Air traffic meltdown boss defends staff working from home

Woman in despair at airport

The boss of the UK's air traffic services provider has defended engineers who work from home, in evidence presented to MPs about major flight disruption last summer.

The CEO of National Air Traffic Services (Nats) Martin Rolfe insisted the ability to problem solve remotely when called upon was "a bonus".

Mr Rolfe argued last year's outage would have been worse without its software.

There was air traffic chaos last August Bank Holiday Monday when flights ground to a halt in and out of the UK and an on-call senior engineer took more than 90 minutes to reach the office.

The major technical failure disrupted flight plans for almost 750,000 passengers last summer.

Low-cost airline Ryanair levied particularly strong criticism at Nats in the aftermath of the August incident. Its boss Michael O'Leary accused engineers of "sitting at home in their pyjamas".

However, speaking to the Transport Committee on Tuesday about what Nats had done to make its systems resilient, Mr Rolfe defended his organisation's staffing arrangements.
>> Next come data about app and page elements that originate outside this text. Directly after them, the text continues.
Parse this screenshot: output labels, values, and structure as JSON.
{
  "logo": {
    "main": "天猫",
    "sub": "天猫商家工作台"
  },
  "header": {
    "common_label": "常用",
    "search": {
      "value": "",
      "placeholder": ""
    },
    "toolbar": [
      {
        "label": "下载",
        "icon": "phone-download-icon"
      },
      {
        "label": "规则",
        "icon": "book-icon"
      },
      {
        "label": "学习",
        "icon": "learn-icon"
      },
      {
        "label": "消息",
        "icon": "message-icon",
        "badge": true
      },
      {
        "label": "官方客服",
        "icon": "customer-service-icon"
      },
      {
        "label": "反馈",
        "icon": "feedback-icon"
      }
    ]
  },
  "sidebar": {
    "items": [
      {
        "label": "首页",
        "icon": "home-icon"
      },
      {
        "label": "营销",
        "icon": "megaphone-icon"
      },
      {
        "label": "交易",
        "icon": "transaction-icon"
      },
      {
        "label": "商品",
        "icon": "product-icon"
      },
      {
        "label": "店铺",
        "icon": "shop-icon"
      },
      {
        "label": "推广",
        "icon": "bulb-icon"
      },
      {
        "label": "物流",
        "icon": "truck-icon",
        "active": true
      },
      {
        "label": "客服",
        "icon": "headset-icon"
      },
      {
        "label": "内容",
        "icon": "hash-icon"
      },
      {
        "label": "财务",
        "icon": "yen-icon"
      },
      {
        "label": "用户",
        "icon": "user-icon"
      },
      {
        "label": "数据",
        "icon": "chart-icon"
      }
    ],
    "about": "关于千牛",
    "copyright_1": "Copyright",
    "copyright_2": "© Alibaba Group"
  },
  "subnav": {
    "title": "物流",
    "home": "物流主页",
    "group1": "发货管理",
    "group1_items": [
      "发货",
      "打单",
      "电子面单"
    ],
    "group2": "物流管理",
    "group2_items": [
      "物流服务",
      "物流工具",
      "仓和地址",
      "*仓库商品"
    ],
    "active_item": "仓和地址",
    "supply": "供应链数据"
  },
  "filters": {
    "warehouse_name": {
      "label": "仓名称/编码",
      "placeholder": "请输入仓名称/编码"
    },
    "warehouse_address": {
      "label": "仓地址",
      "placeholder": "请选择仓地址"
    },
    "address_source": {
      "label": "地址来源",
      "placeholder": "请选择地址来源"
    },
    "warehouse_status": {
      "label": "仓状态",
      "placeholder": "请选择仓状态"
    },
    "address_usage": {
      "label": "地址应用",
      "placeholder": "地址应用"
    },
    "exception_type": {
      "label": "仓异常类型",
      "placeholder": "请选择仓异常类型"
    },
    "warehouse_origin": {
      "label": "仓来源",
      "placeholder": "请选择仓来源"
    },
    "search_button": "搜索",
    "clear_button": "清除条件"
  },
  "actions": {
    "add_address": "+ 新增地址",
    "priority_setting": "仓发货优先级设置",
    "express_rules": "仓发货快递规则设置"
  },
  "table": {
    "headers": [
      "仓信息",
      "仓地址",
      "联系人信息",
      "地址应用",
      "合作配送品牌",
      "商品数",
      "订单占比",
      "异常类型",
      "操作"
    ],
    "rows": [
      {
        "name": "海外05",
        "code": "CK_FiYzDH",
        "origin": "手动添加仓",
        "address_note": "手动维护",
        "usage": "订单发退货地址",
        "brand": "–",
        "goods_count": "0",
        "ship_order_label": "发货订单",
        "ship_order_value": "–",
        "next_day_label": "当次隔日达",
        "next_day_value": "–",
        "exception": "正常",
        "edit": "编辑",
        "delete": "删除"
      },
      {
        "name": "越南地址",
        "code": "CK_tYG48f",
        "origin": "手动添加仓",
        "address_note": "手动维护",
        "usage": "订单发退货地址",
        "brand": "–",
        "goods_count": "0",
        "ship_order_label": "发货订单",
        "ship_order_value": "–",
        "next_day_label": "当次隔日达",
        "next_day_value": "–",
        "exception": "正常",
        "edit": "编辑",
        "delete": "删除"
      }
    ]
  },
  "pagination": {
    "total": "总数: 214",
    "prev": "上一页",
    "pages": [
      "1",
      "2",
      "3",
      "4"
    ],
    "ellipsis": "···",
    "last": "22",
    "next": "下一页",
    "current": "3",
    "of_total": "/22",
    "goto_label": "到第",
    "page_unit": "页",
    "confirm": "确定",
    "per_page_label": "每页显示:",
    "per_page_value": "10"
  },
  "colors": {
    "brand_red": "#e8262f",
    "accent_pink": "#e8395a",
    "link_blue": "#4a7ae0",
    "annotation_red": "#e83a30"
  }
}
He said it operated a "very similar model to almost all of the rest of critical national infrastructure".

He added that there were always engineers on site to solve problems, but more expert "design engineers" were needed for particularly complex issues.

Mr Rolfe said they were generally in the office during the week but could be on-call outside of normal working hours.

He insisted the situation last August "would have been worse" without remote working technology.

"We would have had to get them physically in immediately. Now we have the ability for them to log on appropriately and securely, remotely," he said.

"In many cases, they fix the problem much more quickly than if they had to come into the office outside of normal hours. It's an absolute advancement in how we deal with these things".

Industry rehearsal

Another point made in a recent interim report by an independent panel (commissioned by the Civil Aviation Authority) was the lack of "any multi-agency rehearsal of the management of an incident of this nature and scale".

Mr Rolfe told the committee hearing that Nats wanted to lead an industry-wide "practice run" for a disruption scenario, but this would not happen until after the peak summer period.

The panel's final report and recommendations are expected later this year.